Element data from apps and pages ->
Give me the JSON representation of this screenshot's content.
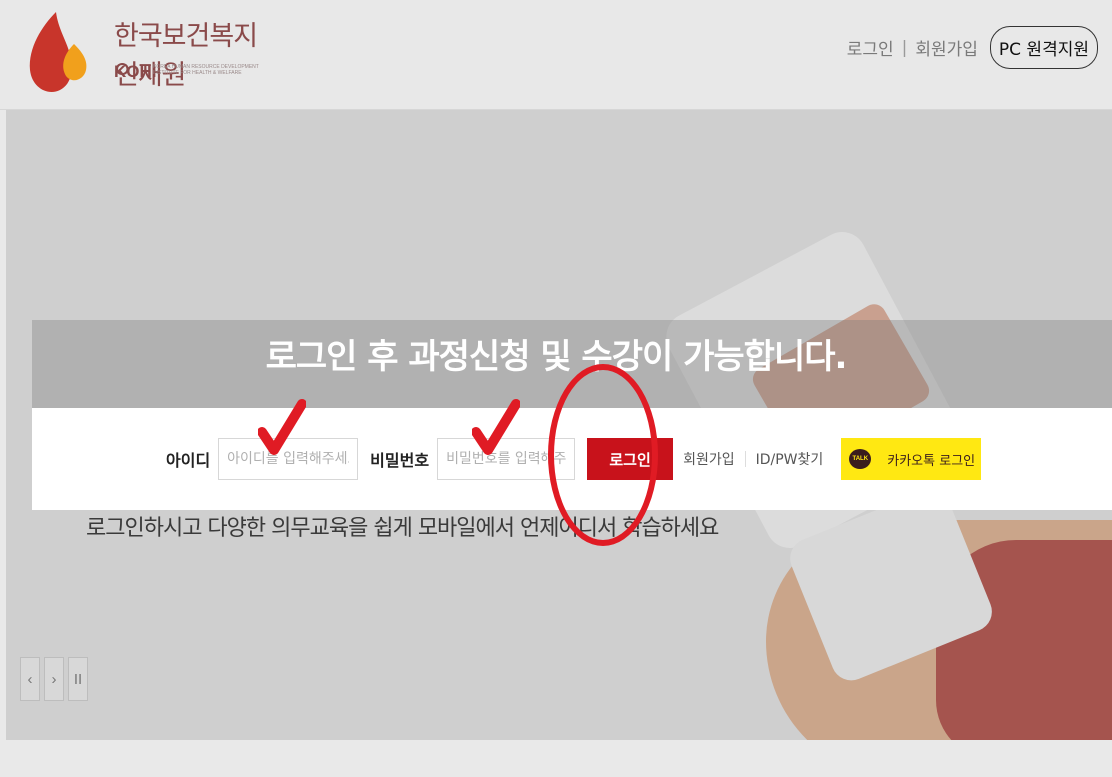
{
  "header": {
    "logo_title": "한국보건복지인재원",
    "logo_en": "KOHI",
    "logo_tiny": "KOREA HUMAN RESOURCE DEVELOPMENT INSTITUTE FOR HEALTH & WELFARE",
    "links": [
      "로그인",
      "회원가입"
    ],
    "pc_support": "PC 원격지원"
  },
  "hero": {
    "subtitle": "로그인하시고 다양한 의무교육을 쉽게 모바일에서 언제어디서 학습하세요"
  },
  "overlay": {
    "title": "로그인 후 과정신청 및 수강이 가능합니다."
  },
  "login": {
    "id_label": "아이디",
    "id_placeholder": "아이디를 입력해주세요",
    "pw_label": "비밀번호",
    "pw_placeholder": "비밀번호를 입력해주세요",
    "login_button": "로그인",
    "signup_link": "회원가입",
    "find_link": "ID/PW찾기",
    "kakao_badge": "TALK",
    "kakao_button": "카카오톡 로그인"
  },
  "slider": {
    "prev": "‹",
    "next": "›",
    "pause": "II"
  },
  "colors": {
    "accent_red": "#c8121b",
    "kakao_yellow": "#ffe812",
    "annotation_red": "#e01b24"
  }
}
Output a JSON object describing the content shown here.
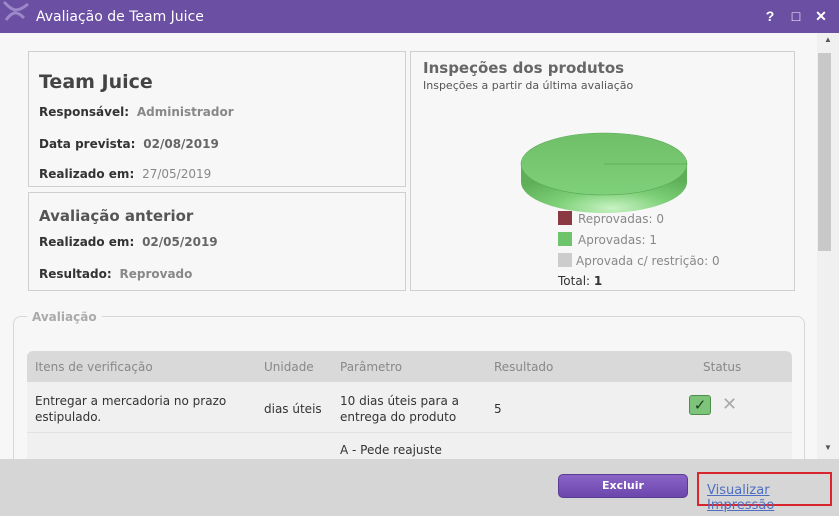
{
  "window": {
    "title": "Avaliação de Team Juice",
    "help": "?",
    "maximize": "□",
    "close": "✕"
  },
  "summary": {
    "name": "Team Juice",
    "responsavel_label": "Responsável:",
    "responsavel_value": "Administrador",
    "data_prevista_label": "Data prevista:",
    "data_prevista_value": "02/08/2019",
    "realizado_label": "Realizado em:",
    "realizado_value": "27/05/2019"
  },
  "previous": {
    "title": "Avaliação anterior",
    "realizado_label": "Realizado em:",
    "realizado_value": "02/05/2019",
    "resultado_label": "Resultado:",
    "resultado_value": "Reprovado"
  },
  "chart_data": {
    "type": "pie",
    "title": "Inspeções dos produtos",
    "subtitle": "Inspeções a partir da última avaliação",
    "categories": [
      "Reprovadas",
      "Aprovadas",
      "Aprovada c/ restrição"
    ],
    "values": [
      0,
      1,
      0
    ],
    "colors": [
      "#8b3a44",
      "#6fc46b",
      "#cccccc"
    ],
    "legend": [
      {
        "label": "Reprovadas:",
        "value": "0"
      },
      {
        "label": "Aprovadas:",
        "value": "1"
      },
      {
        "label": "Aprovada c/ restrição:",
        "value": "0"
      }
    ],
    "total_label": "Total:",
    "total_value": "1"
  },
  "evaluation": {
    "legend": "Avaliação",
    "headers": [
      "Itens de verificação",
      "Unidade",
      "Parâmetro",
      "Resultado",
      "Status"
    ],
    "rows": [
      {
        "item_line1": "Entregar a mercadoria no prazo",
        "item_line2": "estipulado.",
        "unidade": "dias úteis",
        "parametro_line1": "10 dias úteis para a",
        "parametro_line2": "entrega do produto",
        "resultado": "5",
        "status_ok": "✓",
        "status_reject": "✕"
      },
      {
        "parametro_line1": "A - Pede reajuste"
      }
    ]
  },
  "footer": {
    "delete_label": "Excluir",
    "print_label": "Visualizar Impressão"
  }
}
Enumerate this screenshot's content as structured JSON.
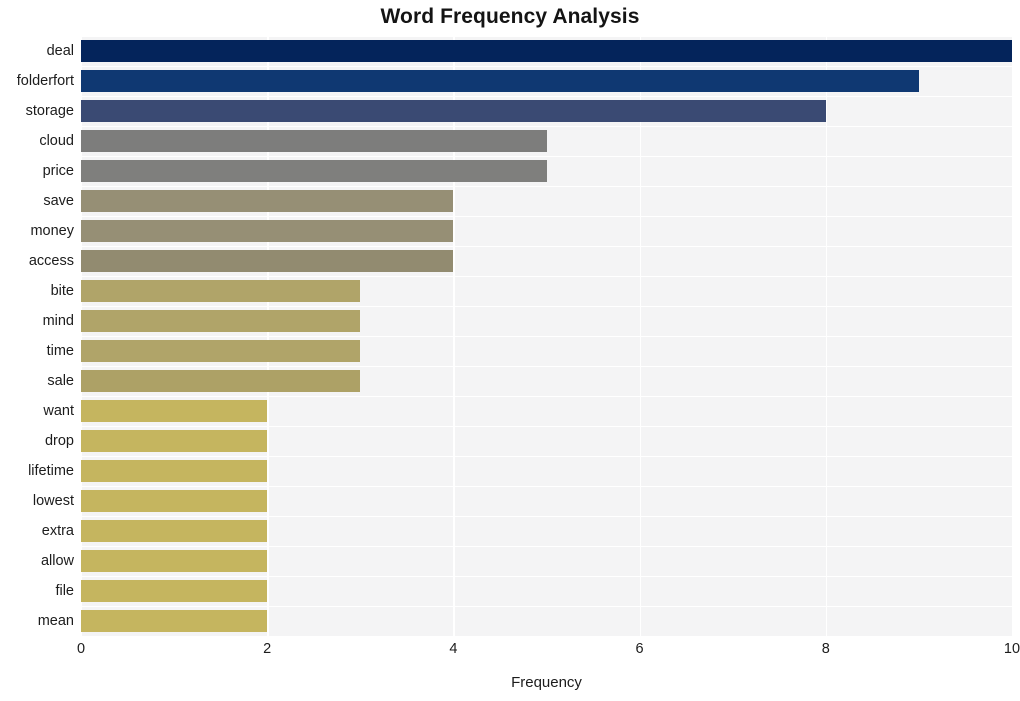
{
  "chart_data": {
    "type": "bar",
    "orientation": "horizontal",
    "title": "Word Frequency Analysis",
    "xlabel": "Frequency",
    "ylabel": "",
    "categories": [
      "deal",
      "folderfort",
      "storage",
      "cloud",
      "price",
      "save",
      "money",
      "access",
      "bite",
      "mind",
      "time",
      "sale",
      "want",
      "drop",
      "lifetime",
      "lowest",
      "extra",
      "allow",
      "file",
      "mean"
    ],
    "values": [
      10,
      9,
      8,
      5,
      5,
      4,
      4,
      4,
      3,
      3,
      3,
      3,
      2,
      2,
      2,
      2,
      2,
      2,
      2,
      2
    ],
    "bar_colors": [
      "#04245b",
      "#0f3872",
      "#3a4a73",
      "#7d7d7c",
      "#7f7f7d",
      "#968f75",
      "#968f75",
      "#928b70",
      "#b0a469",
      "#b0a469",
      "#b0a469",
      "#ada166",
      "#c5b55f",
      "#c5b55f",
      "#c5b55f",
      "#c5b55f",
      "#c5b55f",
      "#c5b55f",
      "#c5b55f",
      "#c5b55f"
    ],
    "xlim": [
      0,
      10
    ],
    "xticks": [
      0,
      2,
      4,
      6,
      8,
      10
    ],
    "xtick_labels": [
      "0",
      "2",
      "4",
      "6",
      "8",
      "10"
    ],
    "grid": true,
    "grid_color": "#ffffff",
    "plot_background": "#f4f4f5",
    "figure_background": "#ffffff",
    "legend": null
  }
}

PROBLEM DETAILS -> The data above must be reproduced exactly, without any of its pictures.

THE ANSWER ->
Give me the JSON representation of this screenshot's content.
{
  "header": {
    "logo_title": "한국보건복지인재원",
    "logo_en": "KOHI",
    "logo_tiny": "KOREA HUMAN RESOURCE DEVELOPMENT INSTITUTE FOR HEALTH & WELFARE",
    "links": [
      "로그인",
      "회원가입"
    ],
    "pc_support": "PC 원격지원"
  },
  "hero": {
    "subtitle": "로그인하시고 다양한 의무교육을 쉽게 모바일에서 언제어디서 학습하세요"
  },
  "overlay": {
    "title": "로그인 후 과정신청 및 수강이 가능합니다."
  },
  "login": {
    "id_label": "아이디",
    "id_placeholder": "아이디를 입력해주세요",
    "pw_label": "비밀번호",
    "pw_placeholder": "비밀번호를 입력해주세요",
    "login_button": "로그인",
    "signup_link": "회원가입",
    "find_link": "ID/PW찾기",
    "kakao_badge": "TALK",
    "kakao_button": "카카오톡 로그인"
  },
  "slider": {
    "prev": "‹",
    "next": "›",
    "pause": "II"
  },
  "colors": {
    "accent_red": "#c8121b",
    "kakao_yellow": "#ffe812",
    "annotation_red": "#e01b24"
  }
}
Output a JSON object describing the content shown here.
{
  "window": {
    "title": "Avaliação de Team Juice",
    "help": "?",
    "maximize": "□",
    "close": "✕"
  },
  "summary": {
    "name": "Team Juice",
    "responsavel_label": "Responsável:",
    "responsavel_value": "Administrador",
    "data_prevista_label": "Data prevista:",
    "data_prevista_value": "02/08/2019",
    "realizado_label": "Realizado em:",
    "realizado_value": "27/05/2019"
  },
  "previous": {
    "title": "Avaliação anterior",
    "realizado_label": "Realizado em:",
    "realizado_value": "02/05/2019",
    "resultado_label": "Resultado:",
    "resultado_value": "Reprovado"
  },
  "chart_data": {
    "type": "pie",
    "title": "Inspeções dos produtos",
    "subtitle": "Inspeções a partir da última avaliação",
    "categories": [
      "Reprovadas",
      "Aprovadas",
      "Aprovada c/ restrição"
    ],
    "values": [
      0,
      1,
      0
    ],
    "colors": [
      "#8b3a44",
      "#6fc46b",
      "#cccccc"
    ],
    "legend": [
      {
        "label": "Reprovadas:",
        "value": "0"
      },
      {
        "label": "Aprovadas:",
        "value": "1"
      },
      {
        "label": "Aprovada c/ restrição:",
        "value": "0"
      }
    ],
    "total_label": "Total:",
    "total_value": "1"
  },
  "evaluation": {
    "legend": "Avaliação",
    "headers": [
      "Itens de verificação",
      "Unidade",
      "Parâmetro",
      "Resultado",
      "Status"
    ],
    "rows": [
      {
        "item_line1": "Entregar a mercadoria no prazo",
        "item_line2": "estipulado.",
        "unidade": "dias úteis",
        "parametro_line1": "10 dias úteis para a",
        "parametro_line2": "entrega do produto",
        "resultado": "5",
        "status_ok": "✓",
        "status_reject": "✕"
      },
      {
        "parametro_line1": "A - Pede reajuste"
      }
    ]
  },
  "footer": {
    "delete_label": "Excluir",
    "print_label": "Visualizar Impressão"
  }
}
Enumerate this screenshot's content as structured JSON.
{
  "chart_data": {
    "type": "bar",
    "orientation": "horizontal",
    "title": "Word Frequency Analysis",
    "xlabel": "Frequency",
    "ylabel": "",
    "categories": [
      "deal",
      "folderfort",
      "storage",
      "cloud",
      "price",
      "save",
      "money",
      "access",
      "bite",
      "mind",
      "time",
      "sale",
      "want",
      "drop",
      "lifetime",
      "lowest",
      "extra",
      "allow",
      "file",
      "mean"
    ],
    "values": [
      10,
      9,
      8,
      5,
      5,
      4,
      4,
      4,
      3,
      3,
      3,
      3,
      2,
      2,
      2,
      2,
      2,
      2,
      2,
      2
    ],
    "bar_colors": [
      "#04245b",
      "#0f3872",
      "#3a4a73",
      "#7d7d7c",
      "#7f7f7d",
      "#968f75",
      "#968f75",
      "#928b70",
      "#b0a469",
      "#b0a469",
      "#b0a469",
      "#ada166",
      "#c5b55f",
      "#c5b55f",
      "#c5b55f",
      "#c5b55f",
      "#c5b55f",
      "#c5b55f",
      "#c5b55f",
      "#c5b55f"
    ],
    "xlim": [
      0,
      10
    ],
    "xticks": [
      0,
      2,
      4,
      6,
      8,
      10
    ],
    "xtick_labels": [
      "0",
      "2",
      "4",
      "6",
      "8",
      "10"
    ],
    "grid": true,
    "grid_color": "#ffffff",
    "plot_background": "#f4f4f5",
    "figure_background": "#ffffff",
    "legend": null
  }
}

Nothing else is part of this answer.